- _Problem requirements_:
Each line of the data that includes "dashboard" must be copied.

--- Given data ---

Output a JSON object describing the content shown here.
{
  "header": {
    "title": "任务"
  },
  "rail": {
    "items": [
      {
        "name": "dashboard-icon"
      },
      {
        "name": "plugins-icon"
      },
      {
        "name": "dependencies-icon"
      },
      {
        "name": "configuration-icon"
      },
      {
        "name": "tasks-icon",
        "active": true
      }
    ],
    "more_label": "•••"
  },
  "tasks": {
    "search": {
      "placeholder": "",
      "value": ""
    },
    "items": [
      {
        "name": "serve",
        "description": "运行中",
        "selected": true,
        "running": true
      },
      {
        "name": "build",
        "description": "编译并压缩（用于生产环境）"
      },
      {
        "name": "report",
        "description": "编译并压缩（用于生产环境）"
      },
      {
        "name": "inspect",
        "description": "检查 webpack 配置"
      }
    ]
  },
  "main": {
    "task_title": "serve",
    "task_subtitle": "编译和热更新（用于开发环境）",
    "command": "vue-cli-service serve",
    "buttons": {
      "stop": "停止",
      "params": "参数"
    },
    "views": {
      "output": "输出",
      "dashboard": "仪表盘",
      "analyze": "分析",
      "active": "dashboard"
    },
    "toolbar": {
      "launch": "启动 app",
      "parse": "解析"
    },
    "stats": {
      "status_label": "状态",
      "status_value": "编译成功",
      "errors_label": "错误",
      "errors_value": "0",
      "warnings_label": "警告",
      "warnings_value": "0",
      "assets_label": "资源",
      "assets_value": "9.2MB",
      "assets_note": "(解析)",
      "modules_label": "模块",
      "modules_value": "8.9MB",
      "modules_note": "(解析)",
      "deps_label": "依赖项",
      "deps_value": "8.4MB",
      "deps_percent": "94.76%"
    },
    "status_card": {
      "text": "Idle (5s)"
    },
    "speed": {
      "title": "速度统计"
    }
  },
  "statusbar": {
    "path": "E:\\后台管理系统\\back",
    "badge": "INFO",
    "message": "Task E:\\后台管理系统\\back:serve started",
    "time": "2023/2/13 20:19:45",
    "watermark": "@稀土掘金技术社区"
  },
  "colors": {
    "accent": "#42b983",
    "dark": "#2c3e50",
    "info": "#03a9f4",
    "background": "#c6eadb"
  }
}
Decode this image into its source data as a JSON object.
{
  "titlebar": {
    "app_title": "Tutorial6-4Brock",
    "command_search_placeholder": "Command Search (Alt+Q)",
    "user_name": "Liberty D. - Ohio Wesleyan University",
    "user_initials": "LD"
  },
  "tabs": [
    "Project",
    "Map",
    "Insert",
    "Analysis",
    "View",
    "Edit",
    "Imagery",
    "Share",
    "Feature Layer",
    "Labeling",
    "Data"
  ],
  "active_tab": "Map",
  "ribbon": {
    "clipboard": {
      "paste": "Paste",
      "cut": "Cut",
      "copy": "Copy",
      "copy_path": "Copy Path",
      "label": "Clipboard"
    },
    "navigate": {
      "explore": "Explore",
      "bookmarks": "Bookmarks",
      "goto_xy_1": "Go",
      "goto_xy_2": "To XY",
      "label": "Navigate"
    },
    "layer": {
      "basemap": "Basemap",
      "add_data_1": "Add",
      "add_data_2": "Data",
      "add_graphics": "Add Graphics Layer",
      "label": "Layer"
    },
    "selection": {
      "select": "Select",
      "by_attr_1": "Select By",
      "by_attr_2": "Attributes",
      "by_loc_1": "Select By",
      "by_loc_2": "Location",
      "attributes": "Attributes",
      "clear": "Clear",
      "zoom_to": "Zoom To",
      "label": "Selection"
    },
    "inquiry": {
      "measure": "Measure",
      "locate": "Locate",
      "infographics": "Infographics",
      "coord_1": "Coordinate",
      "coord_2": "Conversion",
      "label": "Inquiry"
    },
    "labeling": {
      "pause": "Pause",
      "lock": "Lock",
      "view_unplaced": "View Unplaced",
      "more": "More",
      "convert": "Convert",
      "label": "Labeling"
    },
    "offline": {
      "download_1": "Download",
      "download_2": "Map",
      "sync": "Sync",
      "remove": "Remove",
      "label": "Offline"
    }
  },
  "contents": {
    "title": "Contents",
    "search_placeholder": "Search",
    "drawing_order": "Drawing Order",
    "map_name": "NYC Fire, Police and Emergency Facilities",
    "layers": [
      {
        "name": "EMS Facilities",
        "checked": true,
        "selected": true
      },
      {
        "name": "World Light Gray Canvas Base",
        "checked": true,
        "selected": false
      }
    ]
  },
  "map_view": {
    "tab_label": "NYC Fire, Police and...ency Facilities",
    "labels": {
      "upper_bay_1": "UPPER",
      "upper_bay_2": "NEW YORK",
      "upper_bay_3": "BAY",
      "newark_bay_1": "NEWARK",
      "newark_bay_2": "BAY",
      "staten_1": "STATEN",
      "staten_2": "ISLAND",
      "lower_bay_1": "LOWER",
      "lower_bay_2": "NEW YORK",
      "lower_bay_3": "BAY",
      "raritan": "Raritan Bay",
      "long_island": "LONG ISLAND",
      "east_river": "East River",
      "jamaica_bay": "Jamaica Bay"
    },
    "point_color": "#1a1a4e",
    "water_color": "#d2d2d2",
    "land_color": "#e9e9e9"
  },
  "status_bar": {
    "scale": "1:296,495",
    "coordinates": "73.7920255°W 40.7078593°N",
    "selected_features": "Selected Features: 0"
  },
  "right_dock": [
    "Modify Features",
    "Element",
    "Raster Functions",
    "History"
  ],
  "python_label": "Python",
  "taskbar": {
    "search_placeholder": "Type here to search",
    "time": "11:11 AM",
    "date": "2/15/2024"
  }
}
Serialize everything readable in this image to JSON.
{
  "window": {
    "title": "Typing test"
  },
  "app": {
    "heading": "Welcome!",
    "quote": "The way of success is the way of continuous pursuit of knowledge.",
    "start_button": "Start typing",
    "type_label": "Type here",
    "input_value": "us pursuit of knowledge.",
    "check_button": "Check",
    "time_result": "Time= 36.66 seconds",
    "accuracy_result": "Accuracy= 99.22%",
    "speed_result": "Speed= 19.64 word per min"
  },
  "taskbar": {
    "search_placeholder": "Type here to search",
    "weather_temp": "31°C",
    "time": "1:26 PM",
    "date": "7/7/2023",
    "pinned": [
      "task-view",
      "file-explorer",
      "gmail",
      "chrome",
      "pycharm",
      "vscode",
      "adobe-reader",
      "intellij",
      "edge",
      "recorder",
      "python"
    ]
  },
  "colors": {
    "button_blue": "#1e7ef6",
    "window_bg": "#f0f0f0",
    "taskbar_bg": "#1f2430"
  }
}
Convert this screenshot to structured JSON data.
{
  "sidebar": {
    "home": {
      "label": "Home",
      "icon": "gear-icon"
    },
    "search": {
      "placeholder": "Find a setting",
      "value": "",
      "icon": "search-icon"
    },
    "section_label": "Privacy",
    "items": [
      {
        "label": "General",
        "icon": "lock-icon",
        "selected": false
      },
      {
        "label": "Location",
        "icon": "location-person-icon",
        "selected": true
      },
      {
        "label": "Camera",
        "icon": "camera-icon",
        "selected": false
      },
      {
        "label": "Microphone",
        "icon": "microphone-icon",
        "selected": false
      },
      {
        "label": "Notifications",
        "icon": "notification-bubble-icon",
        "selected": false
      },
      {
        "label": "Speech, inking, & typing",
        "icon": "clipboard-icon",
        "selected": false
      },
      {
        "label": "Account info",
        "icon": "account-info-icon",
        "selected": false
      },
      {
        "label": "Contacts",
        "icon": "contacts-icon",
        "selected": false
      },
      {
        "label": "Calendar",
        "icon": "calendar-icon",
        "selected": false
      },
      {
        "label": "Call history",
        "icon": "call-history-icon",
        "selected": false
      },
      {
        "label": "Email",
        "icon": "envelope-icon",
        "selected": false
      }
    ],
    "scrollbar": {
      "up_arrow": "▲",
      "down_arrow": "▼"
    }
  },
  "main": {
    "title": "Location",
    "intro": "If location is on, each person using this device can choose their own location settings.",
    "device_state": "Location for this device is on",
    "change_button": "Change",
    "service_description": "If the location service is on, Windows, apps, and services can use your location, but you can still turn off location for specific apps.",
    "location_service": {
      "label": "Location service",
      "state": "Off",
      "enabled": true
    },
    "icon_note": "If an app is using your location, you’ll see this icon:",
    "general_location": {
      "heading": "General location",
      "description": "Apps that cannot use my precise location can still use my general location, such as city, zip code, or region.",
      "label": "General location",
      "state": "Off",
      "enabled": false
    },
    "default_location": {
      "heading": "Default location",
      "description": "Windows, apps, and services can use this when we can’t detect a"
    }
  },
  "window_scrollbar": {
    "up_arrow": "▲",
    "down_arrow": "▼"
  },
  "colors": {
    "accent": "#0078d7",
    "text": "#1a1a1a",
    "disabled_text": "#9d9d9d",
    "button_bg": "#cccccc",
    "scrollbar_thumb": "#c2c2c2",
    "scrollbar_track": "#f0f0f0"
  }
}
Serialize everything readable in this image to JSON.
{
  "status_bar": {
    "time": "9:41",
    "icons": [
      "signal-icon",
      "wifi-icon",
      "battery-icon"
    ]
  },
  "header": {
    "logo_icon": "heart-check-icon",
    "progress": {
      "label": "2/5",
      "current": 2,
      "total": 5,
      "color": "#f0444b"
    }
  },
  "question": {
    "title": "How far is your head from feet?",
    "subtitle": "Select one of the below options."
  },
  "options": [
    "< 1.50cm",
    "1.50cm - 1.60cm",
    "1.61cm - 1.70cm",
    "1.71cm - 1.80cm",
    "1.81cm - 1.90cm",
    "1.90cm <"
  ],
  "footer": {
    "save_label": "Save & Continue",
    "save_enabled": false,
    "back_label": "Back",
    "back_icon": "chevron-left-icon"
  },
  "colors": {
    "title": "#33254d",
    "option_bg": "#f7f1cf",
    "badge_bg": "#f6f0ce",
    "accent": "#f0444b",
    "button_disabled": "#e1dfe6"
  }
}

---

- _Result for this task_:
        "name": "dashboard-icon"
      "dashboard": "仪表盘",
      "active": "dashboard"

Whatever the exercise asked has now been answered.